### Task data ###
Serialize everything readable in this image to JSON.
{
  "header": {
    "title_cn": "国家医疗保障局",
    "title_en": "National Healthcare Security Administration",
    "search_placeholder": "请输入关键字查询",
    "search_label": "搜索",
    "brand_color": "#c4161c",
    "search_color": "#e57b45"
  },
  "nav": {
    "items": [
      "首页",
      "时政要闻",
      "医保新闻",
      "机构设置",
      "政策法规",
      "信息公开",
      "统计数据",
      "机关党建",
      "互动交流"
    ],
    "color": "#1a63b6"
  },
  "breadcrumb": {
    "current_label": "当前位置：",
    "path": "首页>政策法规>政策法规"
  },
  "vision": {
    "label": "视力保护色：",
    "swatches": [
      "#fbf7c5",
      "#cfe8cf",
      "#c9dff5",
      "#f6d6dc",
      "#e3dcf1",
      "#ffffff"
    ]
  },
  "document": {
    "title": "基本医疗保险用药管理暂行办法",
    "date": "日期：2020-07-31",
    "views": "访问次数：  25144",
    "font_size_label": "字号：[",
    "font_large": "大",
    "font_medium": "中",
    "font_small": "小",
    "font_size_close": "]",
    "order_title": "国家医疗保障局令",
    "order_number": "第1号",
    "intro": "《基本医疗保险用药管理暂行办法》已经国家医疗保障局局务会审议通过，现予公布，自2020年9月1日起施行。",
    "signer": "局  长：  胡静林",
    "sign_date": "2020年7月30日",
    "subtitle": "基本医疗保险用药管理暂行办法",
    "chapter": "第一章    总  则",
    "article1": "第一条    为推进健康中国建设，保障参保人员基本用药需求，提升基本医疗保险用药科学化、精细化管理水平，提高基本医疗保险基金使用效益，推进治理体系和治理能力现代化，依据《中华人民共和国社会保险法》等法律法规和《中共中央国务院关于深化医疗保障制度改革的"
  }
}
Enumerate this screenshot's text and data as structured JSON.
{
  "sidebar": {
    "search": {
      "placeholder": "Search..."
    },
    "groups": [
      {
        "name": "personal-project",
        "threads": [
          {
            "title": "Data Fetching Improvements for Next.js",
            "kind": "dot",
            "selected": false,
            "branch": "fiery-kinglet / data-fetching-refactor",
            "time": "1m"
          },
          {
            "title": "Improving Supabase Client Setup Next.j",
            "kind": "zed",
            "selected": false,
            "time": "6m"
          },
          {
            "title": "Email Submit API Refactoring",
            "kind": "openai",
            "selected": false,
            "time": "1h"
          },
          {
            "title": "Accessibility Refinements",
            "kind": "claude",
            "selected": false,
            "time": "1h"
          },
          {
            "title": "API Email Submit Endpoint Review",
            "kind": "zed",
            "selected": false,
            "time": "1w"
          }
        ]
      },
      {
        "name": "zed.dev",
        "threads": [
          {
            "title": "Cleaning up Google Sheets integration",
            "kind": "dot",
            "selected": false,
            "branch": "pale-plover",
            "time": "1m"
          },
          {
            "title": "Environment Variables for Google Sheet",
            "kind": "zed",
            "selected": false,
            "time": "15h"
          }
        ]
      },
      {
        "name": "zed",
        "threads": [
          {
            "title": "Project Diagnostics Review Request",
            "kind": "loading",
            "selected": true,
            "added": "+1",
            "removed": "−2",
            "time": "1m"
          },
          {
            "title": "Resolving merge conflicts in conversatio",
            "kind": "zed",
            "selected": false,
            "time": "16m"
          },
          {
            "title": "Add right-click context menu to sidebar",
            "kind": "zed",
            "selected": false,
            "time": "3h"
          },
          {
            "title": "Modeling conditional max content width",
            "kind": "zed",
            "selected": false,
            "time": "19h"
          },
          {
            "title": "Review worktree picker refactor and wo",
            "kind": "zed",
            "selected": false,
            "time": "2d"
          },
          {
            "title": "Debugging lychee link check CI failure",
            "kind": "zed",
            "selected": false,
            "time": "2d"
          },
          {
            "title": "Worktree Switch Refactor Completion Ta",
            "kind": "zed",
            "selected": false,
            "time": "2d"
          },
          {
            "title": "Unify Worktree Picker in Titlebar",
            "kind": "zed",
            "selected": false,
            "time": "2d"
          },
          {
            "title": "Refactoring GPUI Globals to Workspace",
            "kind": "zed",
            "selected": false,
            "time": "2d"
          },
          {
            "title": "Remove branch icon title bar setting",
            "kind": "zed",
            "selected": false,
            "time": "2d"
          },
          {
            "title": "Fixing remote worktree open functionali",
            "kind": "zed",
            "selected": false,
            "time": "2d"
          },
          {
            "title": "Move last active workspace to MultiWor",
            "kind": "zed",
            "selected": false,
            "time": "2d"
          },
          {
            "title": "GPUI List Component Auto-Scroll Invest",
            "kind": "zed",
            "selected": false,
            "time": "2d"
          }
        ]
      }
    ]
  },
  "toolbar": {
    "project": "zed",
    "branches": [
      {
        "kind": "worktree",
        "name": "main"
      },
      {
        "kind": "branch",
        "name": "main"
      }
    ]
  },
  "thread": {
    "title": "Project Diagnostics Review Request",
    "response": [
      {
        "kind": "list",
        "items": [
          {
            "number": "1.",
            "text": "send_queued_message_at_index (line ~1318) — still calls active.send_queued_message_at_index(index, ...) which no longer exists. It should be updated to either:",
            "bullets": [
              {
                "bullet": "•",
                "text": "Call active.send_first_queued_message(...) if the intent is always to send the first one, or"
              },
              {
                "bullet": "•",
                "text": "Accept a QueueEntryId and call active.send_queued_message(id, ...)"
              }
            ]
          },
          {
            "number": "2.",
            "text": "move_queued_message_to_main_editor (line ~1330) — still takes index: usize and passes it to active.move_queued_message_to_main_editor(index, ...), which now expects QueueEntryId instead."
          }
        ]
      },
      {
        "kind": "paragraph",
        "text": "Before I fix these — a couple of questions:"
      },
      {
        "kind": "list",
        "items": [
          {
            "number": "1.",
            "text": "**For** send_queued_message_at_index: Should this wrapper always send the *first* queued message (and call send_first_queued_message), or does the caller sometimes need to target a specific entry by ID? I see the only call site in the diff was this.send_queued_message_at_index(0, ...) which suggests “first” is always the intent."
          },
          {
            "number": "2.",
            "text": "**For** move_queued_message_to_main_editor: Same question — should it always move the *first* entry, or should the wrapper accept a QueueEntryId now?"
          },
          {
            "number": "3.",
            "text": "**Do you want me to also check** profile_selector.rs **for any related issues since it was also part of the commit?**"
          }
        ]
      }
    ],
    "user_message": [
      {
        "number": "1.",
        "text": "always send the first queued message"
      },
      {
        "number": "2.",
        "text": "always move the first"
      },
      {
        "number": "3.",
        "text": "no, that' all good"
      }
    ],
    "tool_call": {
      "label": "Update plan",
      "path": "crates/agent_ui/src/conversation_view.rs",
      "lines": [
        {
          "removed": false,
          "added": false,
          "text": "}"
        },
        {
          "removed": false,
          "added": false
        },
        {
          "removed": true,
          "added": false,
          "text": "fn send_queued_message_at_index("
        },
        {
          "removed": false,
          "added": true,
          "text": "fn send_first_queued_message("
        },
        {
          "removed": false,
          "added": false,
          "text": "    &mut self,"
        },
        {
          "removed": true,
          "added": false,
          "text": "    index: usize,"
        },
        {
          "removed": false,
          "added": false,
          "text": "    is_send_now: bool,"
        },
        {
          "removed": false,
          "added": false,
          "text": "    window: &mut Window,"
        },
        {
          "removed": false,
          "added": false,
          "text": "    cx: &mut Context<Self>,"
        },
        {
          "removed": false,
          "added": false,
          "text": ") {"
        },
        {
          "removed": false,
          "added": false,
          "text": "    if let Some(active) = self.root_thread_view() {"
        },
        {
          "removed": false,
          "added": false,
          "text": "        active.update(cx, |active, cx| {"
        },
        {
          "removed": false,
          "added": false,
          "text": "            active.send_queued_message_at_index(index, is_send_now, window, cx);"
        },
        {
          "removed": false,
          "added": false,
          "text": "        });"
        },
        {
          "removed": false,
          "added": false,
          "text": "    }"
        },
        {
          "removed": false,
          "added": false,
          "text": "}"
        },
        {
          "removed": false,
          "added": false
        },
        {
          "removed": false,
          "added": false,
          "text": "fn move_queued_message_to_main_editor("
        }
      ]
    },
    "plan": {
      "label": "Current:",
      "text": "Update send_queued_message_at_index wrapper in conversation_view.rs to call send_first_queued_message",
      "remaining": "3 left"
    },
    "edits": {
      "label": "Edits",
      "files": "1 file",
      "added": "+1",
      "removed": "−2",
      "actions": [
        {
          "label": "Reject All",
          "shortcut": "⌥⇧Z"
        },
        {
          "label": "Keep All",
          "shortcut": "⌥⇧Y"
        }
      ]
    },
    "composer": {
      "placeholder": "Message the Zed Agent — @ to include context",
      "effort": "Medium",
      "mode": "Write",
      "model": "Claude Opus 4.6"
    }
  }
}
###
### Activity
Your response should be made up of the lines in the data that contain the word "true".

### Answer area
            "selected": true,
          "removed": true,
          "added": true,
          "removed": true,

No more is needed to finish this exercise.